The first time I ever read the scene in the graveyard, I did't really realize Cedric was dead at first. I cried, but it was only after I asked myself why I was crying that I realized what had happened. It was very odd - I understood it emotionally before I understood it cognitively. This is a turning point in the book - when we see that fear and sadness are not only in the past - when Rowling become brave enough to kill. I LOVE Harry's concern about Diggory's parents, when his first question of Dumbly is where they are - it's very sad and very real. Whenever I hear about a child or adolescent dying, I always think about their parents too. It's these kind of moments that make me love Harry, not his supposed heroism and extraordinariness.

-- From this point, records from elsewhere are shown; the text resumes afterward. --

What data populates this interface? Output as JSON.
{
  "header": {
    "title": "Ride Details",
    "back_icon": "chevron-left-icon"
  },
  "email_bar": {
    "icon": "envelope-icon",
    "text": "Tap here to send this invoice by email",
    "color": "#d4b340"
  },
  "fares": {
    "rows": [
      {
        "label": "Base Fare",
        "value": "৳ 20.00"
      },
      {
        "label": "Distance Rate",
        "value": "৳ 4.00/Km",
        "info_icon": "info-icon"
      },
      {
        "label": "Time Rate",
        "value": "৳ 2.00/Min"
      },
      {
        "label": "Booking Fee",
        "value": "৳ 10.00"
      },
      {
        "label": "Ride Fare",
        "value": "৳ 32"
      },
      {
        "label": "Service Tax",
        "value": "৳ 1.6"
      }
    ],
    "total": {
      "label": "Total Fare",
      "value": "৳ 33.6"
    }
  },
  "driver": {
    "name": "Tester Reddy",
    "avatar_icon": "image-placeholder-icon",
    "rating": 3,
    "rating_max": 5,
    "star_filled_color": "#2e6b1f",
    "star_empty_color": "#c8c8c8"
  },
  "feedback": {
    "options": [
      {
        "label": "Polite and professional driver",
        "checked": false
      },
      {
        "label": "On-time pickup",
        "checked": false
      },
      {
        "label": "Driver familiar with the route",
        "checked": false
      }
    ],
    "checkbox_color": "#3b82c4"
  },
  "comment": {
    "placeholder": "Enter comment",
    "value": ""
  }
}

Goblet of Fire is the book in which Rowling really shows her incredible plotting skills. It's amazing how all of the weird happenings and off-hand details from the book all get explained so neatly. Even Ludo Bagman, who was of course a red herring, makes sense in the end. This is 700+ pages of tightly plotted mystery, a feat that not a lot of authors can pull off.
Of course, it doesn't make any sense.
Why exactly did Harry have to be entered into the Triwizard Tournament in order to be sent to Voldy? Wasn't that a ridiculously big risk? No matter what Barty/Moody did, there was always a high chance that Harry would burn or drown before reaching the third task and thus be of zero use to Voldy. If Voldy's regeneration plan wasn't ready when Barty first became Moody, couldn't he have just bided his time and then handed Harry a portkey book or something? That would also have kept anyone from knowing about it for longer and thus helped ensure success. Of course, that wouldn't be nearly as exciting, just reasonable.
Also, as much as I LOVE the Barty/Moody twist, which explains so much, I can't help but wonder whether Barty really would have been able to pull it off, after a stint with the dementors followed by what, ten years (not sure about this number) of being under the Imperius Curse. I mean, as crazy as he is, he's obviously very sane to pull this off and convince everybody, including the great and wonderful Dumbly that he's actually Moody for so long. I'm thinking that I might not be so sane after going through his experiences.
This brings me to another issue with this whole thing: what happened to Voldy's body when he "died"? In Sorcerer's Stone, we heard Hagrid doubt whether Voldy "had enough human left in him to die," but I feel like that matter should have been cleared up by the presence of a body. If he left no body, why would anyone think he was dead? But if he left his body, then how did he carry away his wand? Because in the graveyard, he clearly has his original wand. But he has stated that he was "less than spirit" or some such thing (I don't feel like finding the quote, sorry). Can such a being tote a wand around? Also, Cedric should not have come out of his wand - he was killed by Wormtail and I very much doubt that Voldy is in the practice of loaning his wand to inept servants. Also, James should not have come out before Lily, since she died more recently (apparently this was changed in later editions?). Ahoy, editors!
For a brief update on Rowling's math skills: Mrs. Weasley "reminisced at length about the gamekeeper before Hagrid, a man called Ogg." Except that we know Hagrid attended Hogwarts 50 years ago, when the Chamber of Secrets was open, and upon expulsion became gamekeeper, so Mrs. Weasley, who I highly doubt is older that 50, cannot possibly remember Ogg. MATH LOGIC. Speaking of Mrs. Weasley: "I must say, it makes a lovely change, not having to cook." This is one of the only times in the series we see her eat a meal prepared by somebody else - POOR LADY. Somebody take this woman out to dinner.
Finally, the moment of the whole series that I have never understood and is never resolved and has always driven me crazy. In Dumbly's office, when Harry's explaining what happened: 'He could touch me without hurting himself, he touched my face.' For a moment, Harry thought he saw a gleam of something like triumph in Dumbledore's eyes. ?!?!?!?!?!?!?!??!?!?!?!?! Sure, it could be a misunderstanding...but...no...
Aaaand, this quote: Decent people are so easy to manipulate (676). That sucks. And is probably true.